The changing rural landscape
Shihab Sarkar |
May 22, 2021, 10:52 p.m.
In accordance with human nature, people eventually get used to new realities that they never thought they would encounter. It happens quite insidiously. Over the days, months and years, they unwittingly accept the new glasses. At some point, they cannot think otherwise, that is, the reality was different in the past. Few could be more appropriate than the cases in the villages of Bangladesh. Not so long ago, cows, boats, plows, etc. were a rural spectacle in Bangladesh. The scenarios have been evolving for a long time. Let’s move on to the slow replacement of cows by horses. The latter is widely used in the large remote areas of villages in southwest and northern Bangladesh. And so it has been for ages.

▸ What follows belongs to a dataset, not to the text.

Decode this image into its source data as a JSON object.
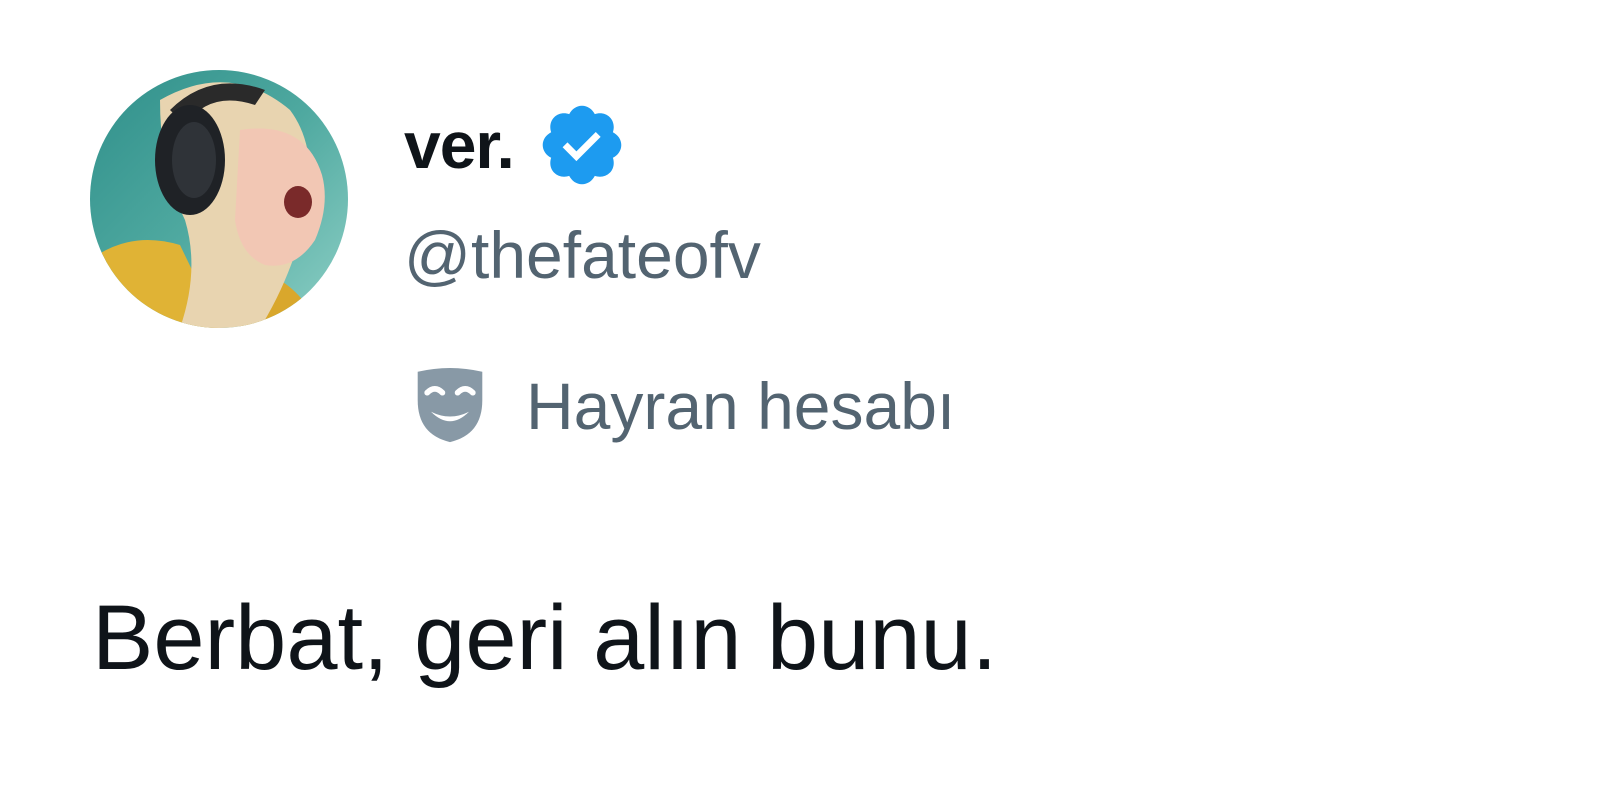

Horses are used in these regions as the traditional workhorse. But in some central parts, farmers are getting used to engaging horses in farm-related activities. Using horses to manually plow farmland has not yet become a custom in Bangladesh. The cows are there to do the job. Ox carts filled with harvested paddy and other crops are still common sights. Boats and trawlers are used in the task in areas near rivers. Harvested paddy transported by “dingi” boats was once a common sight in central and southern Bangladesh. They still are. But few can deny the increased use of horses to pull carriages filled with crops in areas where there is a shortage of healthy cows.
Lately, elements of surprise have started to strike people in many parts of the country. Incredibly disbelieving, they learn about traditional cows – oxen and oxen for the most part, replaced by horses. By transporting rural passengers and harvesting crops, the use of horses is making inroads. In the central parts of Bangladesh, imaginary horses normally populate folk tales, such as the now extinct “jatras” and “kabi-gaans”. And there are countless villagers who have never seen a horse, except in circuses, also now missing.
In ancient times, “zeminders” and feudal lords and their guards were seen on horseback during tours. Horses were not common. These days, many believe, should undergo a change in the following days – especially in areas without waterways. Thanks to the increase in the price of fodder, the attack of a myriad of livestock diseases, etc., raising cows continues to become a burden for many wealthy farmers. They are turning to mechanized agriculture with the capacity to perform tasks ranging from plowing, irrigation, harvesting to threshing. Not all parts of rural Bangladesh may be able to turn to horses. But they can form cooperatives to buy agricultural machine tools.
However, machines like small rice planters or harvesters can be purchased by relatively well-off farmers. It was unthinkable in the distant past. And it would be difficult for poor and marginalized peasants to own even an outdated plow or a pair of oxen. As the futurists of agriculture in Bangladesh see, the activities related to cultivation and harvesting, long carried out using manual plows, earth levelers, manual winnowing, etc. are expected to undergo a drastic change in the near future. It could start with the slow replacement of traditionally shy farm cows with hardy horses in many unlikely parts of Bangladesh.
In a larger context, the current scenario in rural Bangladesh bears little resemblance to that which prevailed in this country fifty years ago. The changes have both socially refreshing and obscurantist components. Two categories of people now dominate in the villages. A class is always ready to accept changes in all sectors, including agriculture. The other finds it difficult to extricate himself from monolithic archaism. Rural Bangladesh once housed openings to a new future with broader horizons. But a small portion of people have always been enthusiastic about spoiling dreams.